[Interface dataset entries]
◆ ◆ ◆ ◆ ◆

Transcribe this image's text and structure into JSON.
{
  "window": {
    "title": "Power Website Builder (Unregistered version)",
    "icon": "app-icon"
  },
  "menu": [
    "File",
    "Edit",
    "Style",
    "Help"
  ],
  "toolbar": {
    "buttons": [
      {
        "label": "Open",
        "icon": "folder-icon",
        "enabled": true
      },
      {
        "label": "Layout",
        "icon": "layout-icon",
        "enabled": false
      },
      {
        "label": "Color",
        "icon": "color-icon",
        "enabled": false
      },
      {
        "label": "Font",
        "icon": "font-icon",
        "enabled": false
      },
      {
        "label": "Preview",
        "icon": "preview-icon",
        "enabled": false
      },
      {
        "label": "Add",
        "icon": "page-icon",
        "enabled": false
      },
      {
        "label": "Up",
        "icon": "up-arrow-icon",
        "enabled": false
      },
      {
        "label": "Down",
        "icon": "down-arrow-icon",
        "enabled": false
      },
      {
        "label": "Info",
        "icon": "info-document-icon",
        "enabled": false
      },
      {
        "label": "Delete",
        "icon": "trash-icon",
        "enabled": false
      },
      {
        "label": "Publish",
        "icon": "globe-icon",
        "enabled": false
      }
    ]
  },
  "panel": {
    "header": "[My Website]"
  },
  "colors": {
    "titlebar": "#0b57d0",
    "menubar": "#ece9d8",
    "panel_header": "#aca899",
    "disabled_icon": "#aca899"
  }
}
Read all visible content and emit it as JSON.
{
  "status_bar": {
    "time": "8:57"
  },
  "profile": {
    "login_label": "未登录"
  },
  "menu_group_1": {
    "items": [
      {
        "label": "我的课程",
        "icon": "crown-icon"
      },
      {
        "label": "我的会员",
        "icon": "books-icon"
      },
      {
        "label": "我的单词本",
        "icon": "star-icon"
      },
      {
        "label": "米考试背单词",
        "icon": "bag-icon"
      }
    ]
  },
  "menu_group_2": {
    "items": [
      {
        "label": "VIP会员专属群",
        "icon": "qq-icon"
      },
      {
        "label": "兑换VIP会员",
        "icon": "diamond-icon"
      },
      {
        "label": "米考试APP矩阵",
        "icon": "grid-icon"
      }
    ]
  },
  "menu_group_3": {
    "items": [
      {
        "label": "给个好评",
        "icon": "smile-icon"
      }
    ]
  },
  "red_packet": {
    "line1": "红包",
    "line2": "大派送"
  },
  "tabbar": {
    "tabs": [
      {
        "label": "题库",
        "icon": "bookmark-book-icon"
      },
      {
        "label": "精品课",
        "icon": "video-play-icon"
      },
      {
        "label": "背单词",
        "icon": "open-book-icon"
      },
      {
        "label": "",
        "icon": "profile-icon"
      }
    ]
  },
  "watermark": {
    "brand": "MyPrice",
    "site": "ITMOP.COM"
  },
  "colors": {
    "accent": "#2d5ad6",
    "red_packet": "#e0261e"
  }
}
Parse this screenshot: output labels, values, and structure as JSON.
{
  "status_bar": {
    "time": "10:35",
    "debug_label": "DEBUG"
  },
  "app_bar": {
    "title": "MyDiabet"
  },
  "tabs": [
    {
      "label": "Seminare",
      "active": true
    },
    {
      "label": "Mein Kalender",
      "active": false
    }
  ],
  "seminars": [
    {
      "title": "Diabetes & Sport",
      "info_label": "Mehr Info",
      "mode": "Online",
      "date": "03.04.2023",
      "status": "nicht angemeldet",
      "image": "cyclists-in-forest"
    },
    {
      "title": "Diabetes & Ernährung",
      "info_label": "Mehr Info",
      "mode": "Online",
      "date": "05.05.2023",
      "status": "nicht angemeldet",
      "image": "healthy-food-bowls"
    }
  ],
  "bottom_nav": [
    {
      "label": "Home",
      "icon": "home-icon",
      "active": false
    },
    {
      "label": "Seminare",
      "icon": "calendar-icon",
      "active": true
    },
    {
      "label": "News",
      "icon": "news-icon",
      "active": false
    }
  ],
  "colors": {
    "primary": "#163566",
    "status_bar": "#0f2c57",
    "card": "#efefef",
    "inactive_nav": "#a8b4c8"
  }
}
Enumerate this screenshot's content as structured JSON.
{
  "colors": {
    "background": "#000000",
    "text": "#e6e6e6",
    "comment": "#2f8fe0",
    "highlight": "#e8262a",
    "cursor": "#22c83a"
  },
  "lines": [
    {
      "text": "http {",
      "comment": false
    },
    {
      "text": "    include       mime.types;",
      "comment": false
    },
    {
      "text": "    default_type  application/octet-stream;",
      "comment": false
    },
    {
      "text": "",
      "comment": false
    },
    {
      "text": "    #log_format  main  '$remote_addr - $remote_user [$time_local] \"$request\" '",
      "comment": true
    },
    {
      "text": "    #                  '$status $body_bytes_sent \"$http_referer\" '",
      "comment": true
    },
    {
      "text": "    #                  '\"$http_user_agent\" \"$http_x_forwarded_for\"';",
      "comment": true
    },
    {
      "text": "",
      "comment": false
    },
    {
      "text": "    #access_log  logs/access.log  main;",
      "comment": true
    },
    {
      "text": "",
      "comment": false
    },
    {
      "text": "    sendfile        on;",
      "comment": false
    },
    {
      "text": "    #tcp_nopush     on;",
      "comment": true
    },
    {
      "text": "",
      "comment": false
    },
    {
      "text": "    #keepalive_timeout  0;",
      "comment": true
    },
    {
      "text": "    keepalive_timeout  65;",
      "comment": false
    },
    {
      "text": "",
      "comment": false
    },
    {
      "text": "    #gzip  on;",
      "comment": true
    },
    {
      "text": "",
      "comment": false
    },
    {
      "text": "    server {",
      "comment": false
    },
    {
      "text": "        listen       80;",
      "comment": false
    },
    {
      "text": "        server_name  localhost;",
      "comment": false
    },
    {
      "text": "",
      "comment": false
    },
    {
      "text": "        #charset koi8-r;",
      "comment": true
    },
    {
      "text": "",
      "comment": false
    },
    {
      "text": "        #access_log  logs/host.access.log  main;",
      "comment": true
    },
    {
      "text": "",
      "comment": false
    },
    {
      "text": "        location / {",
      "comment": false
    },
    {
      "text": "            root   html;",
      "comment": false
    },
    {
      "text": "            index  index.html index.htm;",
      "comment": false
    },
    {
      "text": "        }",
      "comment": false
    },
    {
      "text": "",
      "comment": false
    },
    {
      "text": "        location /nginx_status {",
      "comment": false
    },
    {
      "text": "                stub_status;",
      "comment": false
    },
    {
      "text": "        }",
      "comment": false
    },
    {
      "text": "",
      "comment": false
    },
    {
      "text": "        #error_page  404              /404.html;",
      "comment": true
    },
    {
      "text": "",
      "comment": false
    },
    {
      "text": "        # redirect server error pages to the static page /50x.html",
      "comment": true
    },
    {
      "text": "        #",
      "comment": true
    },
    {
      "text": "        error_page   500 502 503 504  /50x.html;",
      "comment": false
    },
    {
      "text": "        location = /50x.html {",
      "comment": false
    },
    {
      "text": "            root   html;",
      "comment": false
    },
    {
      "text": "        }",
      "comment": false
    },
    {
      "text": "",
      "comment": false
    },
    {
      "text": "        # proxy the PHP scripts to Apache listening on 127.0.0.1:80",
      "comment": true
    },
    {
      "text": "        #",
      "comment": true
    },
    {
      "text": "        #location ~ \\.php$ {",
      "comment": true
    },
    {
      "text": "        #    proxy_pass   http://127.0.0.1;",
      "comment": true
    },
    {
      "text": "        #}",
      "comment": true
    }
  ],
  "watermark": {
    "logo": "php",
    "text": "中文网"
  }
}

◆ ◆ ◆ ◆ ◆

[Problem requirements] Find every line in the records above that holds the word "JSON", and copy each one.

[Exercise solution]
Transcribe this image's text and structure into JSON.
Read all visible content and emit it as JSON.
Parse this screenshot: output labels, values, and structure as JSON.
Enumerate this screenshot's content as structured JSON.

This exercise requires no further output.